THE PROBLEM
Repeat each record exactly. Any picture gets left out.

[Page and application data records]
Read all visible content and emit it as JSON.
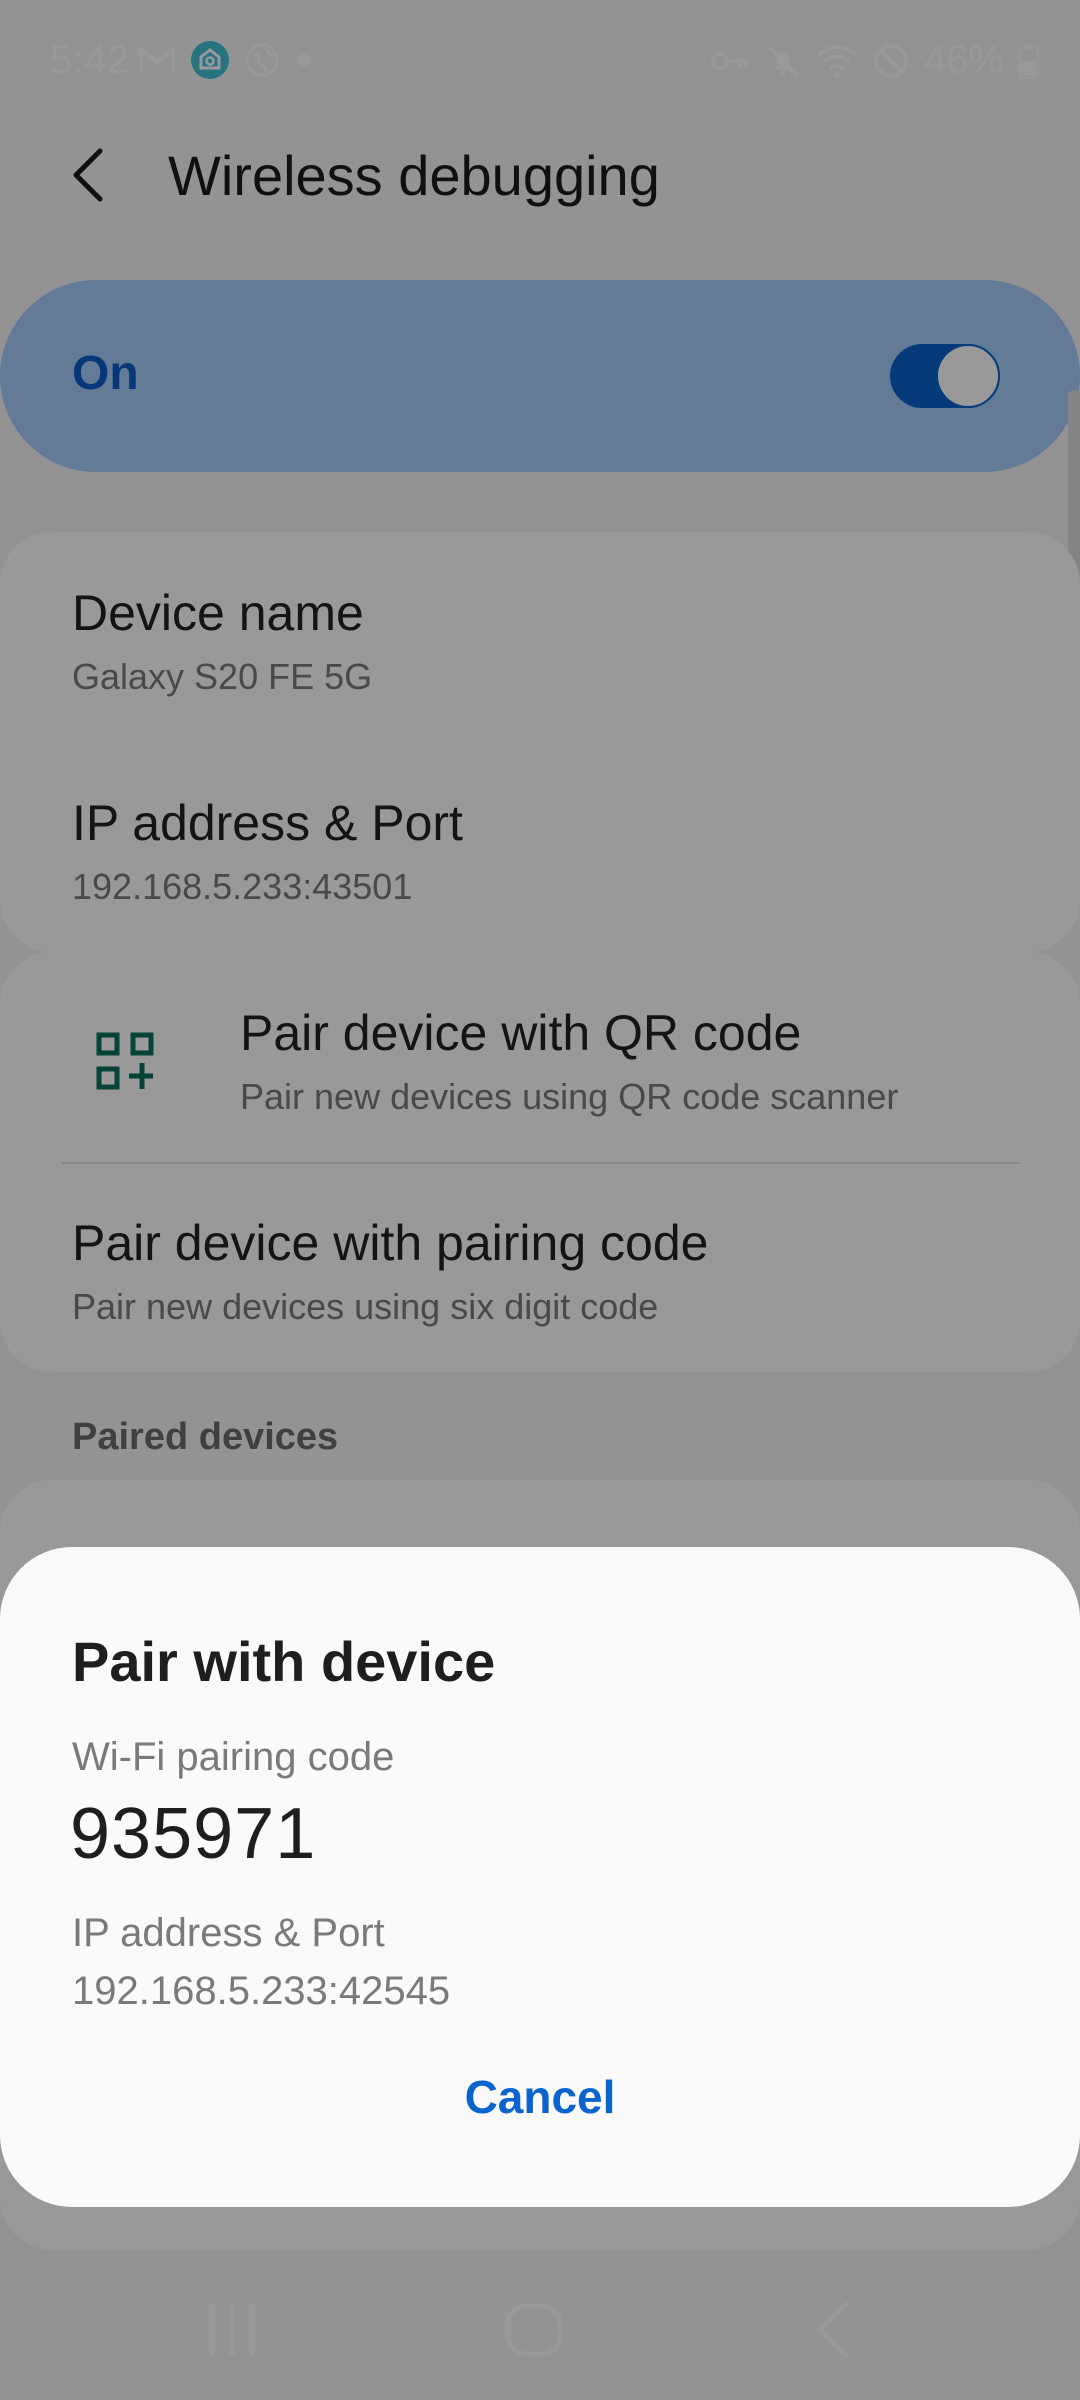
{
  "status_bar": {
    "time": "5:42",
    "battery": "46%",
    "icons": [
      "gmail-icon",
      "smartthings-icon",
      "globe-icon",
      "notification-dot-icon",
      "vpn-key-icon",
      "mute-icon",
      "wifi-icon",
      "do-not-disturb-icon",
      "battery-icon"
    ]
  },
  "header": {
    "title": "Wireless debugging",
    "back_icon": "chevron-left-icon"
  },
  "master_switch": {
    "label": "On",
    "state": "on"
  },
  "info": {
    "device_name_title": "Device name",
    "device_name_value": "Galaxy S20 FE 5G",
    "ip_title": "IP address & Port",
    "ip_value": "192.168.5.233:43501"
  },
  "pair_options": {
    "qr_title": "Pair device with QR code",
    "qr_subtitle": "Pair new devices using QR code scanner",
    "code_title": "Pair device with pairing code",
    "code_subtitle": "Pair new devices using six digit code"
  },
  "paired_devices": {
    "section_label": "Paired devices"
  },
  "dialog": {
    "title": "Pair with device",
    "code_label": "Wi-Fi pairing code",
    "code_value": "935971",
    "ip_label": "IP address & Port",
    "ip_value": "192.168.5.233:42545",
    "cancel_label": "Cancel"
  },
  "nav_bar": {
    "icons": [
      "recent-apps-icon",
      "home-icon",
      "back-icon"
    ]
  },
  "colors": {
    "accent": "#0b63ce",
    "switch_bg": "#a6cdfa",
    "qr_icon": "#0a6e5c"
  }
}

SOLUTION FOR THIS TASK
Read all visible content and emit it as JSON.
{
  "status_bar": {
    "time": "5:42",
    "battery": "46%",
    "icons": [
      "gmail-icon",
      "smartthings-icon",
      "globe-icon",
      "notification-dot-icon",
      "vpn-key-icon",
      "mute-icon",
      "wifi-icon",
      "do-not-disturb-icon",
      "battery-icon"
    ]
  },
  "header": {
    "title": "Wireless debugging",
    "back_icon": "chevron-left-icon"
  },
  "master_switch": {
    "label": "On",
    "state": "on"
  },
  "info": {
    "device_name_title": "Device name",
    "device_name_value": "Galaxy S20 FE 5G",
    "ip_title": "IP address & Port",
    "ip_value": "192.168.5.233:43501"
  },
  "pair_options": {
    "qr_title": "Pair device with QR code",
    "qr_subtitle": "Pair new devices using QR code scanner",
    "code_title": "Pair device with pairing code",
    "code_subtitle": "Pair new devices using six digit code"
  },
  "paired_devices": {
    "section_label": "Paired devices"
  },
  "dialog": {
    "title": "Pair with device",
    "code_label": "Wi-Fi pairing code",
    "code_value": "935971",
    "ip_label": "IP address & Port",
    "ip_value": "192.168.5.233:42545",
    "cancel_label": "Cancel"
  },
  "nav_bar": {
    "icons": [
      "recent-apps-icon",
      "home-icon",
      "back-icon"
    ]
  },
  "colors": {
    "accent": "#0b63ce",
    "switch_bg": "#a6cdfa",
    "qr_icon": "#0a6e5c"
  }
}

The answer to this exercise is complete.